A U.S. company desiring to do business in Puerto Rico may choose to form a subsidiary entity as a domestic Puerto Rico company or register the U.S. company to do business in Puerto Rico. To determine the best option, the company should consult an attorney familiar with tax laws and the company’s business, structure and activities.
The purpose of this article is to provide information on the filing procedures for corporations and LLCs in Puerto Rico, whether a company is forming a new Puerto Rican entity or authorizing the U.S. company to do business there. The Puerto Rico General Corporations Act of 2009 indicates that it takes the General Corporation Law of Delaware as a model, so the laws in Puerto Rico will likely be familiar to those who form business entities in the United States. Still, there are differences in the filing requirements and procedures that can be significant.
Checking for Name Availability
As in Delaware, a corporation or LLC in Puerto Rico must have a name which can be distinguished from the names of other registered entities. The name will need to reflect certain corporate indicators:
- For a Corporation: Corporation, Corp., Incorporated, Inc., CRL, SRL (Note that abbreviations of like import used in other countries may also be used, but the company must then add “Corporation” or “Corp.” to the end of its name, with no change of the corporate name implied)
- For an LLC: Limited Liability Company, Compania de Responsabilidad Limitada, L.L.C., LLC, C.R.L., or CRL
Puerto Rico has a website that allows for a search of the entity name which can help determine if the name to be used is available. However, it is important to realize that the website does not reflect all filings at the time it is searched. Filings which have been submitted over the counter face a significant backlog in processing and it can often take several weeks or more for a filing such as a name amendment to be processed and appear on the online records.
Expansion of Online Filing Services
In recent months, Puerto Rico has made many more types of filings available online, including formation, qualification to do business, amendments and annual reports. Electronic filings provide more immediate evidence, (usually available upon filing) and the information for the company is usually updated on the website within a few days. Yet, because not all filings can be done online, and because there is still a significant backlog of over the counter filings that were submitted before online filing was possible, the website will not necessarily reflect the current name of all companies. Keep in mind a possible conflict could be missed on a search of the website.
Completing the Forms
Incorporation: As in Delaware, the company must file a Certificate of Incorporation which requires such basic information as the name of the corporation, the registered agent and office in Puerto Rico, the number and value of the authorized shares, the purposes (a general purpose clause may be used) and the name and address of the incorporator.
In addition, there are requirements not found in a standard Delaware Certificate of Incorporation form. If the faculties of the incorporators will end upon the filing of the Certificate of Incorporation, the names of the directors who will act until the first meeting of members must also be provided. Also, the corporation must choose whether its term of existence will be perpetual, indefinite or if it will end on a specific date. In addition to these required matters, a corporation may wish to include other provisions regarding directors’ and shareholders’ liability, rights, etc.

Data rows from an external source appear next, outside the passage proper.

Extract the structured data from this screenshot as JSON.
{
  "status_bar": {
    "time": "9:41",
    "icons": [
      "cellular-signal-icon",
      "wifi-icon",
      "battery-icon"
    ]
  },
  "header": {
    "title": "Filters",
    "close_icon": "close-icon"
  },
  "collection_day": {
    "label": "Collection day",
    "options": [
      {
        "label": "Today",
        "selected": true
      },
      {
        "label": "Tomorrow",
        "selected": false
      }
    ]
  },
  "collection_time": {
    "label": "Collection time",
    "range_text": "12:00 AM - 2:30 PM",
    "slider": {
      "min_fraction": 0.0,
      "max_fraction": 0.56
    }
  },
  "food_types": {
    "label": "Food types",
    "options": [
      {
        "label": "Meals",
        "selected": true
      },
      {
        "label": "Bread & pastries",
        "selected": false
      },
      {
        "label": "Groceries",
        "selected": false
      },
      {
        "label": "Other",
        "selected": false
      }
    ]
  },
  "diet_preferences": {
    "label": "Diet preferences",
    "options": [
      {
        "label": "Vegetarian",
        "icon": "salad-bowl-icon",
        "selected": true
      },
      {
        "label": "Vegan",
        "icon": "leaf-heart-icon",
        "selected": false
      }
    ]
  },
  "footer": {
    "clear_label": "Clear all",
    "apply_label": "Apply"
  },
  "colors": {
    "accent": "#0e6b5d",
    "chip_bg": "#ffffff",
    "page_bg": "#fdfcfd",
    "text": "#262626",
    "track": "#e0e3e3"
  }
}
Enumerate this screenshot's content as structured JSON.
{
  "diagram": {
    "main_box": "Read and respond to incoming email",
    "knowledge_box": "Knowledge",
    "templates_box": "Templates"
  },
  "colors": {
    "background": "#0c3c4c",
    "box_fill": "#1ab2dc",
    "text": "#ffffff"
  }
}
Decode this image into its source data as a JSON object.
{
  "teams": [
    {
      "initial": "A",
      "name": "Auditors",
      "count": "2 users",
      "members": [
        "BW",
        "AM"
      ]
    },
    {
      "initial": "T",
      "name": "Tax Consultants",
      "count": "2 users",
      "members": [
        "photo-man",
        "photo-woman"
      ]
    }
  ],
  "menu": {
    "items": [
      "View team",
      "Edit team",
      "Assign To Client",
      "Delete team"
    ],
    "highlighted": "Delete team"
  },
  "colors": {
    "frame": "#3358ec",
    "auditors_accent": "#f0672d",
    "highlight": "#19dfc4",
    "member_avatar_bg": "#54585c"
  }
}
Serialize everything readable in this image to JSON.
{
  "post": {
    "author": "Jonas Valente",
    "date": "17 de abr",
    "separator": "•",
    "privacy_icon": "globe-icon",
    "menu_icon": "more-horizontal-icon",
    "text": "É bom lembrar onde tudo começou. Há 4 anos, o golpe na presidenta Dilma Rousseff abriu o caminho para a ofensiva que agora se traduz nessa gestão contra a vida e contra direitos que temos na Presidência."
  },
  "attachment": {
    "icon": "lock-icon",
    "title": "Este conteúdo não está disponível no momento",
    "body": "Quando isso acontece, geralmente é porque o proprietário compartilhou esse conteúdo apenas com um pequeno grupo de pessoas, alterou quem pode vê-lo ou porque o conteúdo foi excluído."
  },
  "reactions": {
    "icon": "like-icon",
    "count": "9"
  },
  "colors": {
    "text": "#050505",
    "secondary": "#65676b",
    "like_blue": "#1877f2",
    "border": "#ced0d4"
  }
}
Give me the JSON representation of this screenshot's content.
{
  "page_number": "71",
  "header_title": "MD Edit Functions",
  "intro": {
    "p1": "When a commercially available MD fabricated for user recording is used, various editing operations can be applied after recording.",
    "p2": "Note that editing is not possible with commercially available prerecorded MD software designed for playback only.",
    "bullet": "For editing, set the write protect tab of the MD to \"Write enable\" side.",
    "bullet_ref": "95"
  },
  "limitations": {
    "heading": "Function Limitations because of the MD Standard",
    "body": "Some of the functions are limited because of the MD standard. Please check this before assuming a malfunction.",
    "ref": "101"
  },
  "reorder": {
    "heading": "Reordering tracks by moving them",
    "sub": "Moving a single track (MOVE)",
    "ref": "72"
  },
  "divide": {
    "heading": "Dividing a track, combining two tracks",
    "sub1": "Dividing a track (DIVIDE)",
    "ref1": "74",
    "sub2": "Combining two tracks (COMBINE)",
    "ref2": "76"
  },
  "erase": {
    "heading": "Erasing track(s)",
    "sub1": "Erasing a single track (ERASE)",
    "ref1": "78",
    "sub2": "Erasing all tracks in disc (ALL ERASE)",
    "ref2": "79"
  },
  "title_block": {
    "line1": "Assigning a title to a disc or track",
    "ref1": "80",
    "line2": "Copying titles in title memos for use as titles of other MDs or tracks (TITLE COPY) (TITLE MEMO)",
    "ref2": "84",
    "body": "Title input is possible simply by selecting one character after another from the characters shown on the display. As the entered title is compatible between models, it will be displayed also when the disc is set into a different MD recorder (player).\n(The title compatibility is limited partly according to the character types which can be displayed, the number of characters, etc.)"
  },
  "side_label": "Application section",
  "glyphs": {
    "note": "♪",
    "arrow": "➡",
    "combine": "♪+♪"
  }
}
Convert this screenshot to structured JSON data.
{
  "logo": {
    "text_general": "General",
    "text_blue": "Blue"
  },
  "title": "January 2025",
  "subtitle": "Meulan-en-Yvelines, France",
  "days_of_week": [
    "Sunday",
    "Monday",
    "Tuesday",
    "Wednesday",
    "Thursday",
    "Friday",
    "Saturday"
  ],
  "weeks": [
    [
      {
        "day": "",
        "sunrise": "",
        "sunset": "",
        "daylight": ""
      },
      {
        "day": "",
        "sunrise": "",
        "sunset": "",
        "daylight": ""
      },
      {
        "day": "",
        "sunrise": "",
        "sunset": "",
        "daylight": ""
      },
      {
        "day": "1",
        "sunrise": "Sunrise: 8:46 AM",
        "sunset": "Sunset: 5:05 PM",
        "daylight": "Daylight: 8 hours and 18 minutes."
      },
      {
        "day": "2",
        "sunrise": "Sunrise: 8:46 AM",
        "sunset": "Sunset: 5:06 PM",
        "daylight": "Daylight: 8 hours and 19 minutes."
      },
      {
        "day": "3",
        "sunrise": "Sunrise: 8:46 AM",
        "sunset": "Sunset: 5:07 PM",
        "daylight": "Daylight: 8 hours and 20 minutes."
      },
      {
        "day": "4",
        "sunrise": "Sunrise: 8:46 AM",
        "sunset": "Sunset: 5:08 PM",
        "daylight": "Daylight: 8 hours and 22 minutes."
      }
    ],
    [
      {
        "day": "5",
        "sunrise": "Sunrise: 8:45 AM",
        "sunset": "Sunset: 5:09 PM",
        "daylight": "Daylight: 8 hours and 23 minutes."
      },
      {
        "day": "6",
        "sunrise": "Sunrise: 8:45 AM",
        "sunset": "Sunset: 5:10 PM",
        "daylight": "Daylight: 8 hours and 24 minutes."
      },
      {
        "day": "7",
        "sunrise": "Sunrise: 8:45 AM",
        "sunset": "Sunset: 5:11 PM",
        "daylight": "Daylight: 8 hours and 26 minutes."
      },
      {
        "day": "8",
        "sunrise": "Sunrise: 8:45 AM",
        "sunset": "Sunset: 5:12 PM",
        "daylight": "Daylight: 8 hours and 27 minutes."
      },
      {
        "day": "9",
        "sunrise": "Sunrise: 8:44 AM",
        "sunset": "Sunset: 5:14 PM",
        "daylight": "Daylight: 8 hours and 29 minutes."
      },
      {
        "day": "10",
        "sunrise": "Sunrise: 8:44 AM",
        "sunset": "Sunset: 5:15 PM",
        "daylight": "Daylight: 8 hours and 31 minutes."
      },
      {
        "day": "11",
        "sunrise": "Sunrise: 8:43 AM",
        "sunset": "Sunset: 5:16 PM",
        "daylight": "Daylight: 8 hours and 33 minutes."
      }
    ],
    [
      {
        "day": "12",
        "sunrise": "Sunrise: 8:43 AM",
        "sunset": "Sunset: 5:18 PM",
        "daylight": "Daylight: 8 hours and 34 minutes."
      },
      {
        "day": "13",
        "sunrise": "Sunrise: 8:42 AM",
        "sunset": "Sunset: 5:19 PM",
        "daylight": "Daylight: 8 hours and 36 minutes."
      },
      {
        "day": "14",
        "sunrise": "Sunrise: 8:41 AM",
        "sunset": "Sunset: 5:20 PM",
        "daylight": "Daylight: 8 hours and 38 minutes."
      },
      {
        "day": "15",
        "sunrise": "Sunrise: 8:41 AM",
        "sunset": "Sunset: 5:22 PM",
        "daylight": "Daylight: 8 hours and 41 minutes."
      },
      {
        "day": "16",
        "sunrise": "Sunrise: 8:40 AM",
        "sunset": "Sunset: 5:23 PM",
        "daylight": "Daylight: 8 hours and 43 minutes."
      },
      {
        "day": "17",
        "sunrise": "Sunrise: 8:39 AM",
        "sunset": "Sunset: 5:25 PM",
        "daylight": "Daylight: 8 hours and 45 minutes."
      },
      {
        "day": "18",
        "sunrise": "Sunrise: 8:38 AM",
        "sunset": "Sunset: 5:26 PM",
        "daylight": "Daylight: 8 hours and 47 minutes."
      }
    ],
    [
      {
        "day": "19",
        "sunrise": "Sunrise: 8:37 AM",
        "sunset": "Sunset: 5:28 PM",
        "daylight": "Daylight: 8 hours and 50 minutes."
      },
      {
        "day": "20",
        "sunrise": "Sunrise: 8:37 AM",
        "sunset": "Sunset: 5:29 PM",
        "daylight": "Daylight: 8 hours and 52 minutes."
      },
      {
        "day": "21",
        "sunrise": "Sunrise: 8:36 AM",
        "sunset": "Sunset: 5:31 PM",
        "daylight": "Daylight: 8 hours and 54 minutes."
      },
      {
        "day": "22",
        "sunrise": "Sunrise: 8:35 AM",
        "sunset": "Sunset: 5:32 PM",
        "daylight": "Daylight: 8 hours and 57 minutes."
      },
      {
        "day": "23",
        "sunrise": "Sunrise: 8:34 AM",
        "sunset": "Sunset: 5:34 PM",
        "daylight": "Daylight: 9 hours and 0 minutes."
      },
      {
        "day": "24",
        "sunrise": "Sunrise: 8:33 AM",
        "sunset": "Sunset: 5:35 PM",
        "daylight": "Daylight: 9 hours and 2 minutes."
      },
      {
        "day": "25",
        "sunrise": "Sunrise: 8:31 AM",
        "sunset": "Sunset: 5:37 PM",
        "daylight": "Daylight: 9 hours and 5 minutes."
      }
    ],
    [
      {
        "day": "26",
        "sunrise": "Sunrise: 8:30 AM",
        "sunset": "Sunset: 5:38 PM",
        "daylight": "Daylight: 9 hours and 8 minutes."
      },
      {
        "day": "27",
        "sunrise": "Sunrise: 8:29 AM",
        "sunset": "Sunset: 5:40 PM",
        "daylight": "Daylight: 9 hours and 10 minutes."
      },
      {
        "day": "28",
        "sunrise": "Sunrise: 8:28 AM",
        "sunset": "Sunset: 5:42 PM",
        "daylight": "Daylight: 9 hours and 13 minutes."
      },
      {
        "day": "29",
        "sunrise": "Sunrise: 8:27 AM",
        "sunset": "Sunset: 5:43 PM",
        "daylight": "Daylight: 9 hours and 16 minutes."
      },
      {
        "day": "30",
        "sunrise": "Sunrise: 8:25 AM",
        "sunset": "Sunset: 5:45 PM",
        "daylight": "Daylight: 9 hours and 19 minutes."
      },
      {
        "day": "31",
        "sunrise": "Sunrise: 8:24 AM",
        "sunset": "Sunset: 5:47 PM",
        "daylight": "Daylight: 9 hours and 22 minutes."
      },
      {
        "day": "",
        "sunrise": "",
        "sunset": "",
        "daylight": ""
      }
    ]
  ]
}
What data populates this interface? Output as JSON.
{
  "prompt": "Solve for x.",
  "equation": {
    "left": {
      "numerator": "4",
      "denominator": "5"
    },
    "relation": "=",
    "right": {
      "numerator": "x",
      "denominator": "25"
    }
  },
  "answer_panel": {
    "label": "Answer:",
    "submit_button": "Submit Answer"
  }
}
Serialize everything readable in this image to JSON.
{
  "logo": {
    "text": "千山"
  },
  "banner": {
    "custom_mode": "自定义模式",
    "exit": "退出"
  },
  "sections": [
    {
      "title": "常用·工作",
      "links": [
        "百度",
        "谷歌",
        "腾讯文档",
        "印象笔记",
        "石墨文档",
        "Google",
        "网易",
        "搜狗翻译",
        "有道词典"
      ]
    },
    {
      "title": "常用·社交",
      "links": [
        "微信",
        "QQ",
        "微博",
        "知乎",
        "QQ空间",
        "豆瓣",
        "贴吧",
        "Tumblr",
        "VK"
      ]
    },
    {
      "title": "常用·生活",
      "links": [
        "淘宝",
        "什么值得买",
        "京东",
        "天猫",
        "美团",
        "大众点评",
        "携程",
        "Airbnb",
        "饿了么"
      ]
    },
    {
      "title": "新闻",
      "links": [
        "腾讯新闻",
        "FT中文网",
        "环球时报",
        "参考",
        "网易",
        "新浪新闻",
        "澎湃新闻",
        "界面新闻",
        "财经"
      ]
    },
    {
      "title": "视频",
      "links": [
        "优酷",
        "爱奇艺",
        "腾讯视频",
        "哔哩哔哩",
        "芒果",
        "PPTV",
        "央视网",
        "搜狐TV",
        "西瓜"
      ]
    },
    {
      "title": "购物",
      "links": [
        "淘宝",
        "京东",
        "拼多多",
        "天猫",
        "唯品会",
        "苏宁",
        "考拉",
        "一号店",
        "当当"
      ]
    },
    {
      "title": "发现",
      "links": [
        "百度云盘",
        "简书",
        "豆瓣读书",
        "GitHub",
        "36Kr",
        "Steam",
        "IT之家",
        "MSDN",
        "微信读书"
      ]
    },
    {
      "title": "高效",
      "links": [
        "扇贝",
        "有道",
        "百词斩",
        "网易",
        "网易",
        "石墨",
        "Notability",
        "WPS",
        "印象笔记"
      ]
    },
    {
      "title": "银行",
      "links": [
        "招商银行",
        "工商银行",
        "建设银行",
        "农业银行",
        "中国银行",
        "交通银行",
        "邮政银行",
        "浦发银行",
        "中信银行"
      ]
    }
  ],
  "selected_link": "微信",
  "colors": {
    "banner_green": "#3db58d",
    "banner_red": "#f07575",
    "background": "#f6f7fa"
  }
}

LLC Formation: In addition to the company name and the name and address of the registered agent (which is the required information for a Delaware limited liability company), companies wishing to form an LLC in Puerto Rico must also include a statement of purposes, the name and address of each person authorized to file the certificate of formation, the name and address of the people who will act as administrators until the first meeting of members and the term of existence. Other optional clauses may also be included.
Certificate of Authorization to Do Business of a Foreign Corporation or of a Limited Liability Company: In addition to the basic information that is usually requested on these types of applications, Puerto Rico is somewhat unusual in that it also requires the company to list its current assets and liabilities in the certificate.
Filing the Forms: As mentioned above, it is now possible to file these certificates online in Puerto Rico. The person filing must be one of the following:
- Employee or owner of the company
- Certified Public Accountant
In certain cases, however, the filing must be submitted over the counter. Puerto Rico’s online system automatically inserts a comma directly before the corporate indicator in the company name (i.e. ABC Company, Inc.). If the name of the company does not include this comma, the online filing system cannot be used. Similarly, the online filing system only allows the name to be displayed on the certificate in all capital letters. If the company does not wish this formatting for the name on its certificate, it must submit the filing over the counter. If the filing is not submitted online, an original signature is required.
Puerto Rico’s basic process for forming or registering entities is very similar to other U.S. states, and as the new online filing system develops and becomes more widely used, the process should become simpler, quicker and more straightforward.
This article is provided for informational purposes only and should not be considered, or relied upon, as legal advice.